=== Entries supplied ===
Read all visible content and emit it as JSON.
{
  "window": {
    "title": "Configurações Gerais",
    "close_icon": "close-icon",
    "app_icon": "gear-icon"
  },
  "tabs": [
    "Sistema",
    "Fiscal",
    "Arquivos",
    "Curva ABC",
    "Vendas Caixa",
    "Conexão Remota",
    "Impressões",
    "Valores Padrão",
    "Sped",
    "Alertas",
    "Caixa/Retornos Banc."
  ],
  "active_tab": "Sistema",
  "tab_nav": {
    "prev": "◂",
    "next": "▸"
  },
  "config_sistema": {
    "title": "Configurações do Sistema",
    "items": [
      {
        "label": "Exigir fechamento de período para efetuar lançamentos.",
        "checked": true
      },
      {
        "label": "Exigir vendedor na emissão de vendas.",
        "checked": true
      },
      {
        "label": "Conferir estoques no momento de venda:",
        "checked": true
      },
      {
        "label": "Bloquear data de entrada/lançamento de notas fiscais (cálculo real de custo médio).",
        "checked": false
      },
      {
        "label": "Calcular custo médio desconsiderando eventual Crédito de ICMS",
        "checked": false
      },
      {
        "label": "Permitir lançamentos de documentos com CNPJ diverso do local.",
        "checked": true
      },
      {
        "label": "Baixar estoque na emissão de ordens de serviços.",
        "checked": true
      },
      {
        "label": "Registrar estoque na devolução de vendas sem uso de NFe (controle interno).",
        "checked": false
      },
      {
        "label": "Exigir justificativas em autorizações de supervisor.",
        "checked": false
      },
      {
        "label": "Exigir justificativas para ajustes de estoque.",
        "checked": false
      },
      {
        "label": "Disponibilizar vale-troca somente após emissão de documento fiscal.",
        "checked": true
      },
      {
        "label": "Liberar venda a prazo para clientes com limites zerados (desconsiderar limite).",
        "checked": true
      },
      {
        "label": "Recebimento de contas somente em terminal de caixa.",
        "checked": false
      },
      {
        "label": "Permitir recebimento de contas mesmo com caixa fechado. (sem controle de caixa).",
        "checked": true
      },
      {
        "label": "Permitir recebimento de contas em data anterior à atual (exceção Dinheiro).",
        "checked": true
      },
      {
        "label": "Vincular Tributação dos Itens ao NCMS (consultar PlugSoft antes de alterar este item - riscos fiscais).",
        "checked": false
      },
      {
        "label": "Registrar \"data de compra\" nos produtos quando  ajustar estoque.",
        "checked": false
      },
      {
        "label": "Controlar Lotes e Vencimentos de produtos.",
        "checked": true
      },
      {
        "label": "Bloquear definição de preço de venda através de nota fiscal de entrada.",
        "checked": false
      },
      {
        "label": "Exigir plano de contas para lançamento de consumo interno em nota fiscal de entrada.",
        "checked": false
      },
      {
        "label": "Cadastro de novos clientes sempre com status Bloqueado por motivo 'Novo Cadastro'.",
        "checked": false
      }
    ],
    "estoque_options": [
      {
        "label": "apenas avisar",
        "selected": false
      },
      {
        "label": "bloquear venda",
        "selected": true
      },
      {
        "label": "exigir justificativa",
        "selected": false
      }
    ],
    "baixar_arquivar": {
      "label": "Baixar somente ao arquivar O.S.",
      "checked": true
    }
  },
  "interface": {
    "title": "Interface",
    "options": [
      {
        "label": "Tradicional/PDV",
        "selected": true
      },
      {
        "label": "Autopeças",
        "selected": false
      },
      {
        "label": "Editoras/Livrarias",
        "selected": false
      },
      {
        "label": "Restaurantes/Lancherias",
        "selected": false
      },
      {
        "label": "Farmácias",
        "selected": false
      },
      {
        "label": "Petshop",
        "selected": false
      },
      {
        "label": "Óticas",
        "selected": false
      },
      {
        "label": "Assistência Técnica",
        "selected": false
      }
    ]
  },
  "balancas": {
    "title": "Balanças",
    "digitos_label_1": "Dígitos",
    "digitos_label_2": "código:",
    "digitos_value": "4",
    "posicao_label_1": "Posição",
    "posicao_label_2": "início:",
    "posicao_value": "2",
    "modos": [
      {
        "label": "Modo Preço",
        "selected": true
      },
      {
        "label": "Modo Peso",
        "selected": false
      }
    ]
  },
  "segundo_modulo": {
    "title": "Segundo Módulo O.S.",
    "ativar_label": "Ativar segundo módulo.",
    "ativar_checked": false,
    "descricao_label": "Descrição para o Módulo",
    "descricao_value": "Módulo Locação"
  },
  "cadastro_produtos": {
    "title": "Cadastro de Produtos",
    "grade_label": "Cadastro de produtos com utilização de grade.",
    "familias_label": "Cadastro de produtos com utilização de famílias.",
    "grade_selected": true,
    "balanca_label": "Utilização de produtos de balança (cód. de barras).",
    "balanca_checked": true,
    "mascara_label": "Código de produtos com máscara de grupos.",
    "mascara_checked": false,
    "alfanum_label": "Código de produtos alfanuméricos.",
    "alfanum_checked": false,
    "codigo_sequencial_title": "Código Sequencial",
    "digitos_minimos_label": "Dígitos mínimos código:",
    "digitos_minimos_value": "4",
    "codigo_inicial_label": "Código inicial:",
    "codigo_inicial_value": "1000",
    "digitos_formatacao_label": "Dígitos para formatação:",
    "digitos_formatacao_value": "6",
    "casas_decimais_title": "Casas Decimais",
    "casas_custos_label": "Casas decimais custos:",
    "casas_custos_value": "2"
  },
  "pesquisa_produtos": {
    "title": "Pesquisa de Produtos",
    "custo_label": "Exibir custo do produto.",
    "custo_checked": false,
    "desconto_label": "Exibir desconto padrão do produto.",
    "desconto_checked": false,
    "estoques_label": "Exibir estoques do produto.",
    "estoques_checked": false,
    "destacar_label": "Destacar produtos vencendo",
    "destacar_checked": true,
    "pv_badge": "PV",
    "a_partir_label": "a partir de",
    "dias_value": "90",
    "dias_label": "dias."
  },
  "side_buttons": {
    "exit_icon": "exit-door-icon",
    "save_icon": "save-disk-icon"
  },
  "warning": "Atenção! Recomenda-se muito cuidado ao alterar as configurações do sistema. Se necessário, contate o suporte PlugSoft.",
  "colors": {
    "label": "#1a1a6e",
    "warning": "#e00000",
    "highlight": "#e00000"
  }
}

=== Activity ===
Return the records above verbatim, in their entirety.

=== Exercise response ===
Read all visible content and emit it as JSON.
{
  "window": {
    "title": "Configurações Gerais",
    "close_icon": "close-icon",
    "app_icon": "gear-icon"
  },
  "tabs": [
    "Sistema",
    "Fiscal",
    "Arquivos",
    "Curva ABC",
    "Vendas Caixa",
    "Conexão Remota",
    "Impressões",
    "Valores Padrão",
    "Sped",
    "Alertas",
    "Caixa/Retornos Banc."
  ],
  "active_tab": "Sistema",
  "tab_nav": {
    "prev": "◂",
    "next": "▸"
  },
  "config_sistema": {
    "title": "Configurações do Sistema",
    "items": [
      {
        "label": "Exigir fechamento de período para efetuar lançamentos.",
        "checked": true
      },
      {
        "label": "Exigir vendedor na emissão de vendas.",
        "checked": true
      },
      {
        "label": "Conferir estoques no momento de venda:",
        "checked": true
      },
      {
        "label": "Bloquear data de entrada/lançamento de notas fiscais (cálculo real de custo médio).",
        "checked": false
      },
      {
        "label": "Calcular custo médio desconsiderando eventual Crédito de ICMS",
        "checked": false
      },
      {
        "label": "Permitir lançamentos de documentos com CNPJ diverso do local.",
        "checked": true
      },
      {
        "label": "Baixar estoque na emissão de ordens de serviços.",
        "checked": true
      },
      {
        "label": "Registrar estoque na devolução de vendas sem uso de NFe (controle interno).",
        "checked": false
      },
      {
        "label": "Exigir justificativas em autorizações de supervisor.",
        "checked": false
      },
      {
        "label": "Exigir justificativas para ajustes de estoque.",
        "checked": false
      },
      {
        "label": "Disponibilizar vale-troca somente após emissão de documento fiscal.",
        "checked": true
      },
      {
        "label": "Liberar venda a prazo para clientes com limites zerados (desconsiderar limite).",
        "checked": true
      },
      {
        "label": "Recebimento de contas somente em terminal de caixa.",
        "checked": false
      },
      {
        "label": "Permitir recebimento de contas mesmo com caixa fechado. (sem controle de caixa).",
        "checked": true
      },
      {
        "label": "Permitir recebimento de contas em data anterior à atual (exceção Dinheiro).",
        "checked": true
      },
      {
        "label": "Vincular Tributação dos Itens ao NCMS (consultar PlugSoft antes de alterar este item - riscos fiscais).",
        "checked": false
      },
      {
        "label": "Registrar \"data de compra\" nos produtos quando  ajustar estoque.",
        "checked": false
      },
      {
        "label": "Controlar Lotes e Vencimentos de produtos.",
        "checked": true
      },
      {
        "label": "Bloquear definição de preço de venda através de nota fiscal de entrada.",
        "checked": false
      },
      {
        "label": "Exigir plano de contas para lançamento de consumo interno em nota fiscal de entrada.",
        "checked": false
      },
      {
        "label": "Cadastro de novos clientes sempre com status Bloqueado por motivo 'Novo Cadastro'.",
        "checked": false
      }
    ],
    "estoque_options": [
      {
        "label": "apenas avisar",
        "selected": false
      },
      {
        "label": "bloquear venda",
        "selected": true
      },
      {
        "label": "exigir justificativa",
        "selected": false
      }
    ],
    "baixar_arquivar": {
      "label": "Baixar somente ao arquivar O.S.",
      "checked": true
    }
  },
  "interface": {
    "title": "Interface",
    "options": [
      {
        "label": "Tradicional/PDV",
        "selected": true
      },
      {
        "label": "Autopeças",
        "selected": false
      },
      {
        "label": "Editoras/Livrarias",
        "selected": false
      },
      {
        "label": "Restaurantes/Lancherias",
        "selected": false
      },
      {
        "label": "Farmácias",
        "selected": false
      },
      {
        "label": "Petshop",
        "selected": false
      },
      {
        "label": "Óticas",
        "selected": false
      },
      {
        "label": "Assistência Técnica",
        "selected": false
      }
    ]
  },
  "balancas": {
    "title": "Balanças",
    "digitos_label_1": "Dígitos",
    "digitos_label_2": "código:",
    "digitos_value": "4",
    "posicao_label_1": "Posição",
    "posicao_label_2": "início:",
    "posicao_value": "2",
    "modos": [
      {
        "label": "Modo Preço",
        "selected": true
      },
      {
        "label": "Modo Peso",
        "selected": false
      }
    ]
  },
  "segundo_modulo": {
    "title": "Segundo Módulo O.S.",
    "ativar_label": "Ativar segundo módulo.",
    "ativar_checked": false,
    "descricao_label": "Descrição para o Módulo",
    "descricao_value": "Módulo Locação"
  },
  "cadastro_produtos": {
    "title": "Cadastro de Produtos",
    "grade_label": "Cadastro de produtos com utilização de grade.",
    "familias_label": "Cadastro de produtos com utilização de famílias.",
    "grade_selected": true,
    "balanca_label": "Utilização de produtos de balança (cód. de barras).",
    "balanca_checked": true,
    "mascara_label": "Código de produtos com máscara de grupos.",
    "mascara_checked": false,
    "alfanum_label": "Código de produtos alfanuméricos.",
    "alfanum_checked": false,
    "codigo_sequencial_title": "Código Sequencial",
    "digitos_minimos_label": "Dígitos mínimos código:",
    "digitos_minimos_value": "4",
    "codigo_inicial_label": "Código inicial:",
    "codigo_inicial_value": "1000",
    "digitos_formatacao_label": "Dígitos para formatação:",
    "digitos_formatacao_value": "6",
    "casas_decimais_title": "Casas Decimais",
    "casas_custos_label": "Casas decimais custos:",
    "casas_custos_value": "2"
  },
  "pesquisa_produtos": {
    "title": "Pesquisa de Produtos",
    "custo_label": "Exibir custo do produto.",
    "custo_checked": false,
    "desconto_label": "Exibir desconto padrão do produto.",
    "desconto_checked": false,
    "estoques_label": "Exibir estoques do produto.",
    "estoques_checked": false,
    "destacar_label": "Destacar produtos vencendo",
    "destacar_checked": true,
    "pv_badge": "PV",
    "a_partir_label": "a partir de",
    "dias_value": "90",
    "dias_label": "dias."
  },
  "side_buttons": {
    "exit_icon": "exit-door-icon",
    "save_icon": "save-disk-icon"
  },
  "warning": "Atenção! Recomenda-se muito cuidado ao alterar as configurações do sistema. Se necessário, contate o suporte PlugSoft.",
  "colors": {
    "label": "#1a1a6e",
    "warning": "#e00000",
    "highlight": "#e00000"
  }
}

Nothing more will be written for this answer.